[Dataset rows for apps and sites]

--

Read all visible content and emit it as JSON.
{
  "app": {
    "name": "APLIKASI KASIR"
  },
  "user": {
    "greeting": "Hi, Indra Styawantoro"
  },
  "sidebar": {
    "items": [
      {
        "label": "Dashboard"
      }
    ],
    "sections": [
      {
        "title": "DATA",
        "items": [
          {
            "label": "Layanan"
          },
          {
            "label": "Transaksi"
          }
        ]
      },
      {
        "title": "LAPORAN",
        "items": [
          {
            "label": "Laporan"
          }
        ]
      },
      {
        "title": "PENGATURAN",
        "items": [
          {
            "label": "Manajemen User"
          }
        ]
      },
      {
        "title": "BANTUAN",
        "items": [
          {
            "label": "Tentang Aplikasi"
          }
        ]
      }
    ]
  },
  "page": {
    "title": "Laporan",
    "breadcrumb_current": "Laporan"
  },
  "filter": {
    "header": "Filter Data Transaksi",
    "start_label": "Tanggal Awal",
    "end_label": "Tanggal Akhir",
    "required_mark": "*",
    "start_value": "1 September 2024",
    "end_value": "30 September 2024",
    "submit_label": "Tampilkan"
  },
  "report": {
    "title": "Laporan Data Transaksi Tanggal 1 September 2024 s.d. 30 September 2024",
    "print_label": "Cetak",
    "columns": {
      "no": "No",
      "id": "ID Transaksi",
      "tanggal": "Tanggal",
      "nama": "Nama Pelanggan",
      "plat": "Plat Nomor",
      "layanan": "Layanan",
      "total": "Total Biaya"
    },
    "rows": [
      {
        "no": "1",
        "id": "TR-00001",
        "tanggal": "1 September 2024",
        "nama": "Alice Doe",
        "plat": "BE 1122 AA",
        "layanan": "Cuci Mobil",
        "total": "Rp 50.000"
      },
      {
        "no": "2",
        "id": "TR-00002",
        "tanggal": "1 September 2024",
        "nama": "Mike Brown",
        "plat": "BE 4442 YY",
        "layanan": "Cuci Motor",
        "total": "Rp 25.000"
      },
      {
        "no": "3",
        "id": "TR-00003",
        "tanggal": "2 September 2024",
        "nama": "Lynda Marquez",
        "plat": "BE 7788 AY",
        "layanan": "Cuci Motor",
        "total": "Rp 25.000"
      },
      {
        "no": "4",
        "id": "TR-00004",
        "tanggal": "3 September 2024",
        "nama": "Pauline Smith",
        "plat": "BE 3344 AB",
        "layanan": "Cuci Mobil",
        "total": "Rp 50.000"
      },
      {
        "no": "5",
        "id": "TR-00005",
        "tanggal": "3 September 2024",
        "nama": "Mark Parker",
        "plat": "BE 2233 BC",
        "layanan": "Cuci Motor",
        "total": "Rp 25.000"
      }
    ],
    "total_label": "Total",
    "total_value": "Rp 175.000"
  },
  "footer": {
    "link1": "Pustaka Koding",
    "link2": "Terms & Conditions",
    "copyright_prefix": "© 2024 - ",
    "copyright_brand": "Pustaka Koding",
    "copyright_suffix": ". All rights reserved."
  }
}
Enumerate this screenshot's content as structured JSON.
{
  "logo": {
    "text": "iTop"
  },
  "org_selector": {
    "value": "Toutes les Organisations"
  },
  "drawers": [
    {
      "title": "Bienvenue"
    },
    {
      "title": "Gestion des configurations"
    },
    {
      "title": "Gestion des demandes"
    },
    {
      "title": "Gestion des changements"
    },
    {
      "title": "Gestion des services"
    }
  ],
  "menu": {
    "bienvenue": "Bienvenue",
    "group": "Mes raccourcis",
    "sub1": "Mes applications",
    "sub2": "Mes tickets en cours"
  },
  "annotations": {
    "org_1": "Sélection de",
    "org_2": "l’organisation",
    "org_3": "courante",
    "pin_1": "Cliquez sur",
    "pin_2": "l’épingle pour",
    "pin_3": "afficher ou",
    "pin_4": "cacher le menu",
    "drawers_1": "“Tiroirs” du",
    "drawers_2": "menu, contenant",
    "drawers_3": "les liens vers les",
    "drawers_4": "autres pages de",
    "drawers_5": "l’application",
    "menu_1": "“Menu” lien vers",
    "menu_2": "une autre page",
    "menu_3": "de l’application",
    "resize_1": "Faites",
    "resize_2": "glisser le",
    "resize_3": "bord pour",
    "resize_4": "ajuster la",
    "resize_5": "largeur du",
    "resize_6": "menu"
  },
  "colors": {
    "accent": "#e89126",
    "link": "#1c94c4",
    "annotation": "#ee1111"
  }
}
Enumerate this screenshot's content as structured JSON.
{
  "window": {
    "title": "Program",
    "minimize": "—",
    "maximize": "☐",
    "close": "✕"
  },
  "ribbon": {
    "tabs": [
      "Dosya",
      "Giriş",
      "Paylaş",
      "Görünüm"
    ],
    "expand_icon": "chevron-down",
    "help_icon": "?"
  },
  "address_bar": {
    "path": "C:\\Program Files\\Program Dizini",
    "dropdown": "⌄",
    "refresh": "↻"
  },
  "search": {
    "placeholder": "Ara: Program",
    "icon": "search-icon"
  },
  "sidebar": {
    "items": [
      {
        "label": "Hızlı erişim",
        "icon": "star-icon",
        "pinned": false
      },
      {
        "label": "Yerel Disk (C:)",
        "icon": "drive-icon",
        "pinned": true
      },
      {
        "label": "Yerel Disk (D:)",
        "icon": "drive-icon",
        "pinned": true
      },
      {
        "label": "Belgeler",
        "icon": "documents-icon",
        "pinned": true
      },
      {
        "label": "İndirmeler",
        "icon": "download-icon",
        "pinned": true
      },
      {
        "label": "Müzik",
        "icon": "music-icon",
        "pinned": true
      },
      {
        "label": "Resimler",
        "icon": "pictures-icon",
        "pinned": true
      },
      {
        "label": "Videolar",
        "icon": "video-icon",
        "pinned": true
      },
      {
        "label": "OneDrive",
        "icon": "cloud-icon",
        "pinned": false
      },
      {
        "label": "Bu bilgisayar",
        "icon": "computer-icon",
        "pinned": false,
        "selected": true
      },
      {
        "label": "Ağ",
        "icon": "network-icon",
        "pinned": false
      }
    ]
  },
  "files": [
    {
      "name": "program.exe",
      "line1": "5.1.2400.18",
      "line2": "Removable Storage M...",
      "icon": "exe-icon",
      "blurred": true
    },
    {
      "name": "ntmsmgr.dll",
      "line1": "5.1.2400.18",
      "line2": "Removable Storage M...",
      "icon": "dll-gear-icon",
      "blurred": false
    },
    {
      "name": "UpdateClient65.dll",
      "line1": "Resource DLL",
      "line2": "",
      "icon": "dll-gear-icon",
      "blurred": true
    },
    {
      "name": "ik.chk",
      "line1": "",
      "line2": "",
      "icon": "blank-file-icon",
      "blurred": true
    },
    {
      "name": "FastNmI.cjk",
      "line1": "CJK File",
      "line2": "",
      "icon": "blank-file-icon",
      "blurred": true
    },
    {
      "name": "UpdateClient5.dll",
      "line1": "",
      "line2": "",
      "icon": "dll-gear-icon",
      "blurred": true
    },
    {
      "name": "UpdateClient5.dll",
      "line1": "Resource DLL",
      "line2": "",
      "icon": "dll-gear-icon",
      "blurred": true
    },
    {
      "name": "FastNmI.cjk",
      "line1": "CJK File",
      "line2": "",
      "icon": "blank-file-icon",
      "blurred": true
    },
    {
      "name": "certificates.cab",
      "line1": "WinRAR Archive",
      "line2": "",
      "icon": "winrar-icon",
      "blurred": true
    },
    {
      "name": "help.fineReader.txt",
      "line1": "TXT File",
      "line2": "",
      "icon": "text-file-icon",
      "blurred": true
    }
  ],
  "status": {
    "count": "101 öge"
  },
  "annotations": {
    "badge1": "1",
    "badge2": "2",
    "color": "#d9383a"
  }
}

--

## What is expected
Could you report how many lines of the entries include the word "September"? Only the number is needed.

## Response to this exercise
8